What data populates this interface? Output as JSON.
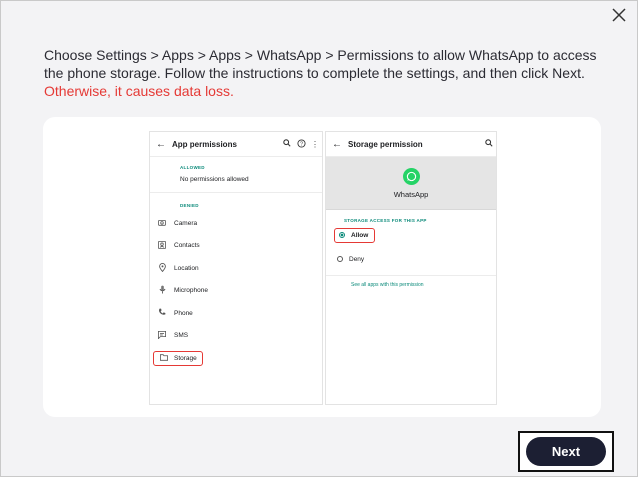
{
  "dialog": {
    "close_icon": "close-icon",
    "instruction_text": "Choose Settings > Apps  > Apps  > WhatsApp > Permissions to allow WhatsApp to access the phone storage. Follow the instructions to complete the settings, and then click Next.",
    "warning_text": "Otherwise, it causes data loss.",
    "warning_color": "#e53935",
    "next_label": "Next"
  },
  "left_phone": {
    "title": "App permissions",
    "icons": [
      "back-arrow-icon",
      "search-icon",
      "help-icon",
      "more-vert-icon"
    ],
    "allowed_label": "ALLOWED",
    "no_permissions": "No permissions allowed",
    "denied_label": "DENIED",
    "items": [
      {
        "label": "Camera",
        "icon": "camera-icon"
      },
      {
        "label": "Contacts",
        "icon": "contacts-icon"
      },
      {
        "label": "Location",
        "icon": "location-icon"
      },
      {
        "label": "Microphone",
        "icon": "microphone-icon"
      },
      {
        "label": "Phone",
        "icon": "phone-icon"
      },
      {
        "label": "SMS",
        "icon": "sms-icon"
      },
      {
        "label": "Storage",
        "icon": "folder-icon"
      }
    ]
  },
  "right_phone": {
    "title": "Storage permission",
    "app_name": "WhatsApp",
    "section_label": "STORAGE ACCESS FOR THIS APP",
    "option_allow": "Allow",
    "option_deny": "Deny",
    "selected": "Allow",
    "link": "See all apps with this permission",
    "accent_color": "#0b8a7a"
  }
}
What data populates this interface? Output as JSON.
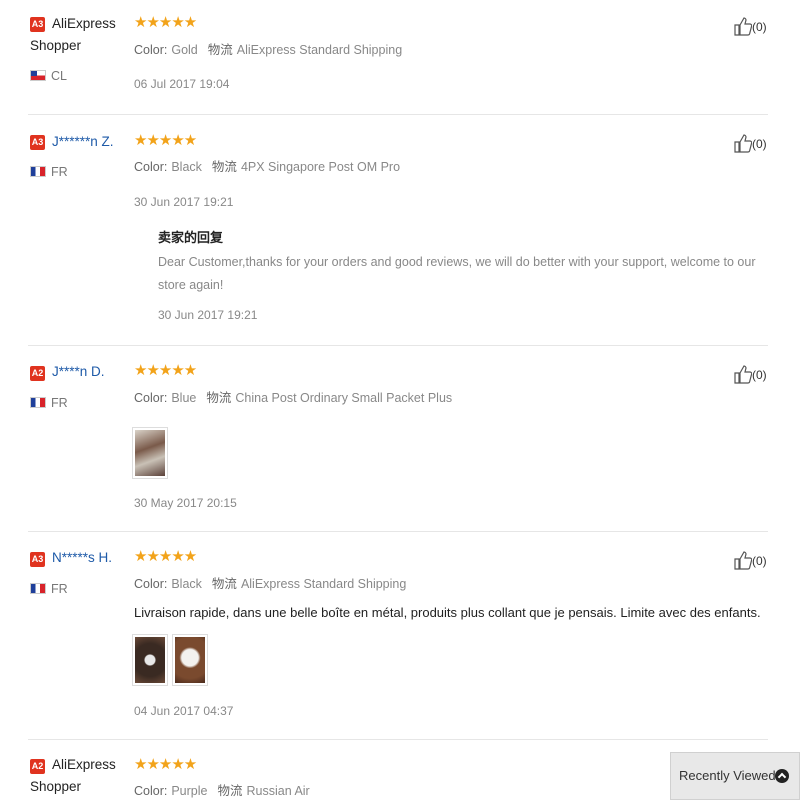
{
  "reviews": [
    {
      "badge": "A3",
      "name_line1": "AliExpress",
      "name_line2": "Shopper",
      "country": "CL",
      "stars": "★★★★★",
      "color_key": "Color:",
      "color_val": "Gold",
      "ship_key": "物流",
      "ship_val": "AliExpress Standard Shipping",
      "date": "06 Jul 2017 19:04",
      "helpful": "(0)"
    },
    {
      "badge": "A3",
      "name": "J******n Z.",
      "country": "FR",
      "stars": "★★★★★",
      "color_key": "Color:",
      "color_val": "Black",
      "ship_key": "物流",
      "ship_val": "4PX Singapore Post OM Pro",
      "date": "30 Jun 2017 19:21",
      "helpful": "(0)",
      "reply_title": "卖家的回复",
      "reply_text": "Dear Customer,thanks for your orders and good reviews, we will do better with your support, welcome to our store again!",
      "reply_date": "30 Jun 2017 19:21"
    },
    {
      "badge": "A2",
      "name": "J****n D.",
      "country": "FR",
      "stars": "★★★★★",
      "color_key": "Color:",
      "color_val": "Blue",
      "ship_key": "物流",
      "ship_val": "China Post Ordinary Small Packet Plus",
      "date": "30 May 2017 20:15",
      "helpful": "(0)"
    },
    {
      "badge": "A3",
      "name": "N*****s H.",
      "country": "FR",
      "stars": "★★★★★",
      "color_key": "Color:",
      "color_val": "Black",
      "ship_key": "物流",
      "ship_val": "AliExpress Standard Shipping",
      "comment": "Livraison rapide, dans une belle boîte en métal, produits plus collant que je pensais. Limite avec des enfants.",
      "date": "04 Jun 2017 04:37",
      "helpful": "(0)"
    },
    {
      "badge": "A2",
      "name_line1": "AliExpress",
      "name_line2": "Shopper",
      "stars": "★★★★★",
      "color_key": "Color:",
      "color_val": "Purple",
      "ship_key": "物流",
      "ship_val": "Russian Air"
    }
  ],
  "recently_viewed": "Recently Viewed",
  "colors": {
    "star": "#f2a31a",
    "badge": "#e0331f",
    "link": "#1e5aa8"
  }
}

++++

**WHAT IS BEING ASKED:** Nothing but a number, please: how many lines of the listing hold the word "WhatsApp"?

**SOLUTION:** 2